The left-field manually operated scoreboard remains largely the same. The outfield features a unique warning track, which isn’t a track at all but rather an embankment, steep in the left-field corner and then tapering to a slight embankment in right field. This is a somewhat treacherous area: water gathers at the base of the embankment, making balls hit over the left fielder’s head an adventure.
Since the arrival of the Hi-Toms, ballpark improvements have included new lighting, improvements made to the ballpark included an upgraded irrigation system, a new public-address system, a new batting cage, a picnic shelter area, the paving of part of the driveway leading to the field, new landscaping and brick work, and the removal of old, deteriorating wooden walls.
When you think of classic Carolina League ballparks, Finch Field won’t come to mind. This is not a ballpark that will make you think of the glory days of Carolina baseball, but it works exceptionally well as a Coastal Plain League home. It also proves that a perfectly fine small ballpark doesn’t need to cost an arm and a leg.

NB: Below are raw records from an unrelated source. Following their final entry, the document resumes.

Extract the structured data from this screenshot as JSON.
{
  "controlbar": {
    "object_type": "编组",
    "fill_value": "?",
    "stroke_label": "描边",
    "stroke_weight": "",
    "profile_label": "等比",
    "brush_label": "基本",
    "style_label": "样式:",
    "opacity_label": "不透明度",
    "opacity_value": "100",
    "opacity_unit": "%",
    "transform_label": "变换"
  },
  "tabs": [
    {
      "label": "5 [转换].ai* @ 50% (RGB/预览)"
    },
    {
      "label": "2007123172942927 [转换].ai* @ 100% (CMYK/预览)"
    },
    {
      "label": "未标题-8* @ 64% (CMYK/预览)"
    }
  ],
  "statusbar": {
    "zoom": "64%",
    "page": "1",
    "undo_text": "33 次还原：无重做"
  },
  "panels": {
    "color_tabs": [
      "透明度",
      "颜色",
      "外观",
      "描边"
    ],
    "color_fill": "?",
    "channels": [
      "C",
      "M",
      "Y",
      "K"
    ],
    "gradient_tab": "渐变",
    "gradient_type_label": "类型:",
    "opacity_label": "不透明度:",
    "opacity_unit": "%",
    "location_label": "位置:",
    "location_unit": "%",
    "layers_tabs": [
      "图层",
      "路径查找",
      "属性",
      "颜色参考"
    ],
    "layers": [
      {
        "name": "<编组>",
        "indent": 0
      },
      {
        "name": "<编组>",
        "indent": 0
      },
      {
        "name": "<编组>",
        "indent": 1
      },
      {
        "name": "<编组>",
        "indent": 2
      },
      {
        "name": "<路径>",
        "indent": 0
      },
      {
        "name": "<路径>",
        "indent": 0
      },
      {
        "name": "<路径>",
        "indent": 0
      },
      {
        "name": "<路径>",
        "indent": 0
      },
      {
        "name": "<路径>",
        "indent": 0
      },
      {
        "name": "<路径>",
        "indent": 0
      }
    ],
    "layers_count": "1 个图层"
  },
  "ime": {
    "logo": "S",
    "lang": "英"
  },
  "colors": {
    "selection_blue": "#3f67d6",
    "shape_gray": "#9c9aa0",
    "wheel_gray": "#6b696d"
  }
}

Concession stands are located underneath the grandstand and down the third-base line. A Finch Field Dog (topped with chili) costs $2.25, while a hot dog will run you $2 and a 12-ounce can of beer costs $2.50. For the most part the concession prices have been largely the same in recent years.
The concession stand down the left-field line offers hamburgers, cheeseburgers, sausage dogs, fries, chicken sandwiches, nachos, candy, peanuts, popcorn, ice cream, snow cones, and pop.
For the Kids
There are few activities specifically geared for kids, though some are planned. The right-field berm area is a gathering spot for kids throwing baseballs and keeping an eye on the game.
Before/After the Game
Thomasville is a smaller city — 20,000 or so — but it has a reputation that far exceeds the modest size: anyone who has shopped for furniture has run across the Thomasville brand. Because of the tradition of furniture building in the area (besides the Class D Furniture Makers, the city also hosted the Class D Chairmakers), downtown Thomasville features a 18-foot-tall replica of a Duncan Phyfe armchair, while nearby High Point sports a 40-foot-high Big Bureau. Curiously, this is not the only giant Duncan Phyfe armchair in existence; Washington, D.C., hosts one as well.
Finch Field is named for the founders of Thomasville Furniture Industries, brothers T.J. Finch and C.F. Finch.